ABSTRACT: The clinical impact of gallium-67 scintigraphy before and after therapy for lymphoma remains controversial. The aims of this
study were: (1) to compare the staging of lymphoma by 67Ga scintigraphy only with staging by clinical examination and conventional imaging (CI), and (2) to analyse the clinical relevance
of both 67Ga imaging and CI after treatment. From March 1995 to November 1998, 86 67Ga scintigraphy studies were performed in 62 patients with Hodgkin’s disease (n=52) or non-Hodgkin’s lymphoma (n=10). 67Ga scintigraphy was performed at diagnosis (n=44) or after therapy (n=42) using 185–220 MBq 67Ga citrate and planar and single-photon emission tomography (SPET) studies. Treatment comprised radiotherapy, chemotherapy
or combined modalities. CI included plain chest radiography, computed tomography (CT) of the chest and abdomen/pelvis, ultrasound
of the abdomen, lymphography, bone marrow biopsy and, when necessary, magnetic resonance imaging (MRI) and bone scintigraphy.
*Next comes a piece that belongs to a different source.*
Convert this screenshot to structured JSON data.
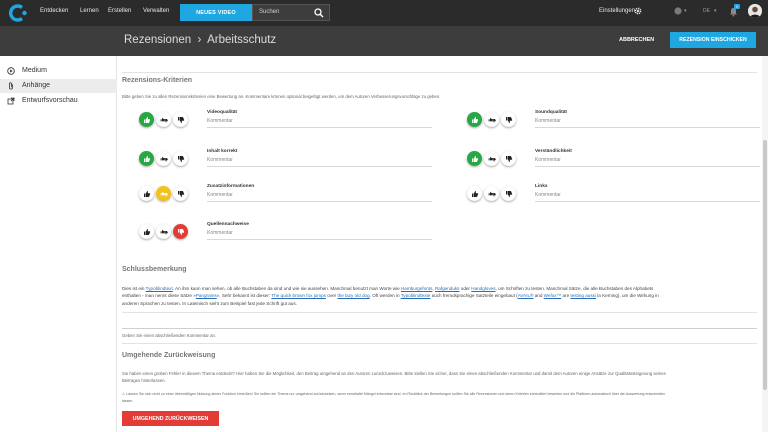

For individual suspected sites of disease before treatment, complete agreement between clinical examination and CI on the
one hand and 67Ga scintigraphy on the other hand was observed in 25/44 patients (57%; 95% confidence interval 41%–72%). Clinical examination
and CI showed more sites than did 67Ga scintigraphy in 12/44 patients (27%) and 67Ga imaging demonstrated more sites than CI in 6/44 patients (11%). The clinical stage of the disease as assessed using 67Ga scintigraphy only was in agreement with that using all diagnostic procedures in 34/44 patients (77%; 95% confidence interval
62%–89%). Compared with CI staging, 67Ga scintigraphy downstaged seven patients (16%) and upstaged three (7%). 67Ga scintigraphy downstaged mainly because of the limited value of the technique below the diaphragm and upstaged owing to
the good sensitivity in the lung. After therapy, both CI and 67Ga scintigraphy were normal in 11 patients. All but one of these patients were in complete remission after a median follow-up
of 31 months. In contrast, radiological residual mass was observed in 31/42 patients. 67Ga imaging was normal in 22/31 (71%); 17 of these 22 patients, including nine with a large residual mass (≥2 cm), were in
complete remission after a median follow-up of 32 months, while four suffered relapses 8–45 months later. The cause of death
remained unknown in one patient. 67Ga scintigraphy showed abnormal uptake in 9 of the 31 patients with a large residual mass. Active disease was demonstrated
in eight patients and one patient was in complete remission 30 months thereafter. Our data show that 67Ga imaging cannot replace CI in initial staging but can demonstrate additional individual sites of disease in more than 10%
of patients and can lead to clinical upstaging with potential prognostic and therapeutic consequences. After therapy, 67Ga scintigraphy has a clinical impact when radiological abnormalities persist because it can either avoid unnecessary complementary
treatment or confirm the need to change treatment modalities.
European journal of nuclear medicine and molecular imaging 01/2000; 27(2):176-184. · 4.99 Impact Factor